** EXERCISE **
Repeat the data below exactly, dropping any pictures it holds.

========

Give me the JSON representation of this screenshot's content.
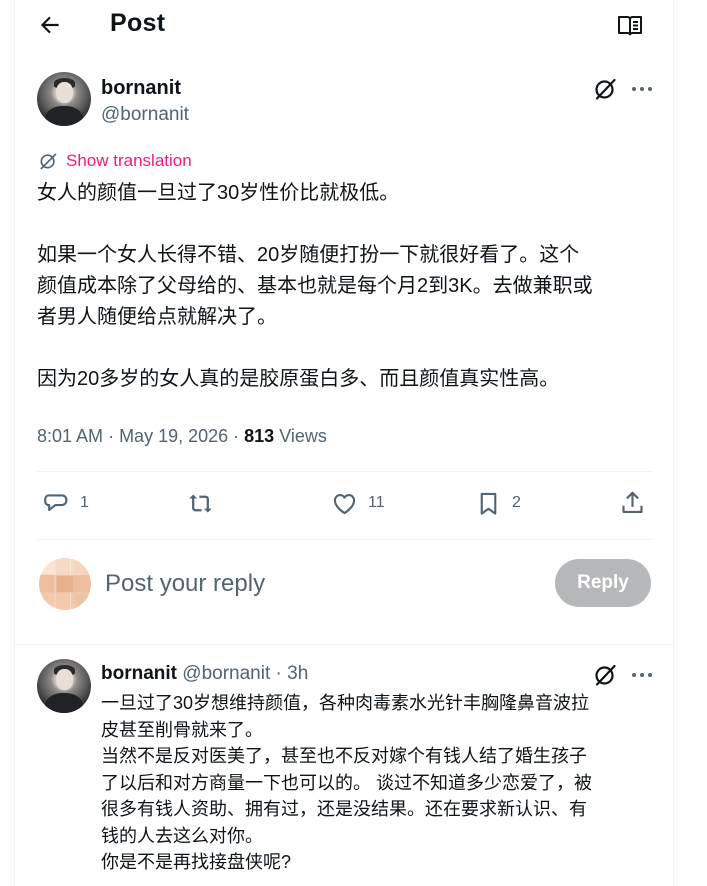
{
  "header": {
    "title": "Post"
  },
  "post": {
    "author_name": "bornanit",
    "author_handle": "@bornanit",
    "translate_label": "Show translation",
    "paragraphs": [
      [
        "女人的颜值一旦过了30岁性价比就极低。"
      ],
      [
        "如果一个女人长得不错、20岁随便打扮一下就很好看了。这个",
        "颜值成本除了父母给的、基本也就是每个月2到3K。去做兼职或",
        "者男人随便给点就解决了。"
      ],
      [
        "因为20多岁的女人真的是胶原蛋白多、而且颜值真实性高。"
      ]
    ],
    "time": "8:01 AM",
    "date": "May 19, 2026",
    "views_count": "813",
    "views_label": "Views",
    "stats": {
      "replies": "1",
      "reposts": "",
      "likes": "11",
      "bookmarks": "2"
    }
  },
  "reply_box": {
    "placeholder": "Post your reply",
    "button_label": "Reply"
  },
  "reply": {
    "author_name": "bornanit",
    "author_handle": "@bornanit",
    "time": "3h",
    "lines": [
      "一旦过了30岁想维持颜值，各种肉毒素水光针丰胸隆鼻音波拉",
      "皮甚至削骨就来了。",
      "当然不是反对医美了，甚至也不反对嫁个有钱人结了婚生孩子",
      "了以后和对方商量一下也可以的。 谈过不知道多少恋爱了，被",
      "很多有钱人资助、拥有过，还是没结果。还在要求新认识、有",
      "钱的人去这么对你。",
      "你是不是再找接盘侠呢?"
    ]
  },
  "colors": {
    "accent_pink": "#f91880",
    "secondary_text": "#536471",
    "reply_button": "#8f9295"
  },
  "icons": [
    "back-arrow-icon",
    "reader-mode-icon",
    "grok-icon",
    "more-icon",
    "translate-icon",
    "reply-icon",
    "repost-icon",
    "like-icon",
    "bookmark-icon",
    "share-icon"
  ]
}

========

** ANSWER TO THIS PROBLEM **
Give me the JSON representation of this screenshot's content.
{
  "header": {
    "title": "Post"
  },
  "post": {
    "author_name": "bornanit",
    "author_handle": "@bornanit",
    "translate_label": "Show translation",
    "paragraphs": [
      [
        "女人的颜值一旦过了30岁性价比就极低。"
      ],
      [
        "如果一个女人长得不错、20岁随便打扮一下就很好看了。这个",
        "颜值成本除了父母给的、基本也就是每个月2到3K。去做兼职或",
        "者男人随便给点就解决了。"
      ],
      [
        "因为20多岁的女人真的是胶原蛋白多、而且颜值真实性高。"
      ]
    ],
    "time": "8:01 AM",
    "date": "May 19, 2026",
    "views_count": "813",
    "views_label": "Views",
    "stats": {
      "replies": "1",
      "reposts": "",
      "likes": "11",
      "bookmarks": "2"
    }
  },
  "reply_box": {
    "placeholder": "Post your reply",
    "button_label": "Reply"
  },
  "reply": {
    "author_name": "bornanit",
    "author_handle": "@bornanit",
    "time": "3h",
    "lines": [
      "一旦过了30岁想维持颜值，各种肉毒素水光针丰胸隆鼻音波拉",
      "皮甚至削骨就来了。",
      "当然不是反对医美了，甚至也不反对嫁个有钱人结了婚生孩子",
      "了以后和对方商量一下也可以的。 谈过不知道多少恋爱了，被",
      "很多有钱人资助、拥有过，还是没结果。还在要求新认识、有",
      "钱的人去这么对你。",
      "你是不是再找接盘侠呢?"
    ]
  },
  "colors": {
    "accent_pink": "#f91880",
    "secondary_text": "#536471",
    "reply_button": "#8f9295"
  },
  "icons": [
    "back-arrow-icon",
    "reader-mode-icon",
    "grok-icon",
    "more-icon",
    "translate-icon",
    "reply-icon",
    "repost-icon",
    "like-icon",
    "bookmark-icon",
    "share-icon"
  ]
}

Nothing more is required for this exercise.